Supporting long-term co-operative conservation of biodiversity, ecosystem services, and natural and cultural values across boundaries;

Promoting landscape-level ecosystem management through integrated bio- regional land-use planning and management;

Building trust, understanding, reconciliation and co-operation between and among countries, communities, agencies, and stakeholders;

Preventing and/or resolving tension, including over access to natural resources;

Promoting the resolution of armed conflict and/or reconciliation following armed conflict;

Sharing biodiversity and cultural resource management skills and experience, including co-operative research and information management;

Promoting more efficient and effective co-operative management programmes;

Promoting access to, and equitable and sustainable use of natural resources, consistent with national sovereignty; and

Enhancing the benefits of conservation and promoting benefit-sharing across boundaries.

Peace Parks' creation is a form of ecological diplomacy that is gaining prominence. “What we are trying to do is to frame environmental degradation as a common aversion mechanism for parties, which can in turn lead to cooperation. Once conflicting parties realize that a deteriorating ecology is a detriment to all sides they are more likely to co-operate. (…) The elegance of this argument is that we can also use the tools of ecological diplomacy to address conflicts, including those that have nothing to do with the environment,” explaines Saleem Ali, University of Vermont. Peace parks allow shared sovereignty of the environment, because it is based on science and can be de-politicised, can set the scene for other forms of cooperation in trickier areas such as competition for economic resources.
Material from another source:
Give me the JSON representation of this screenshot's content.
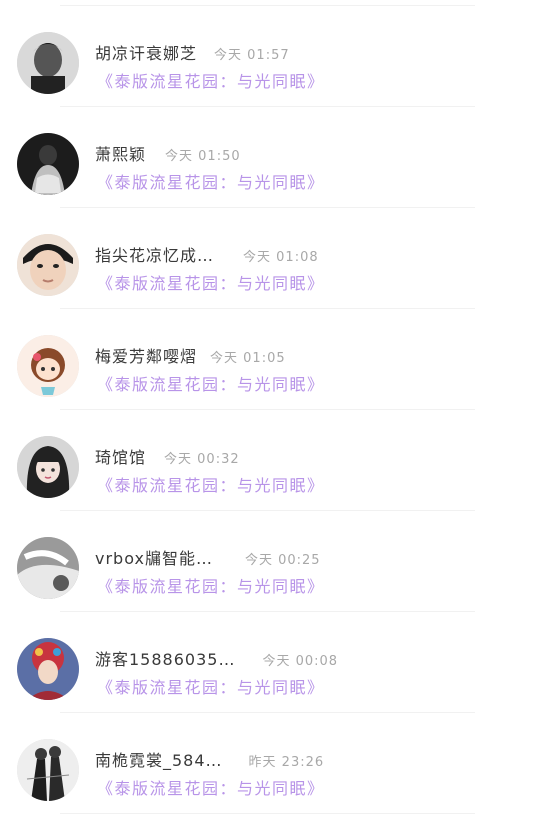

Ecological diplomacy is drawing together agencies from the environmental and peacebuilding spheres of the UN. Environmentally mandated platforms such as the Intergovernmental Panel on Climate Change and the Intergovernmental Science Policy Platform on Biodiversity and Ecosystem Services (IPBES) now have specific programmes of work around peacebuilding. Conversely, the UN Department of Peacekeeping Operations’ (DPKO) mandate is being expanded, in Ali’s words, “from blue to green” — referring to DPKO’s planting of trees in post-conflict zones in places like Liberia, in partnership with the United Nations Environment Programme.

“In Korea, previously damaged ecosystems have bounced back as a result of the space created by the conflict. Here we have the opportunity to facilitate peace by transforming the role of the military, for instance. What we need to do is make ecological policy more economically effective,” Saleem Ali explained. Professor Ali believes firmly that environmental scientists and educators do have a positive role to play in conflict resolution (cited by Our World).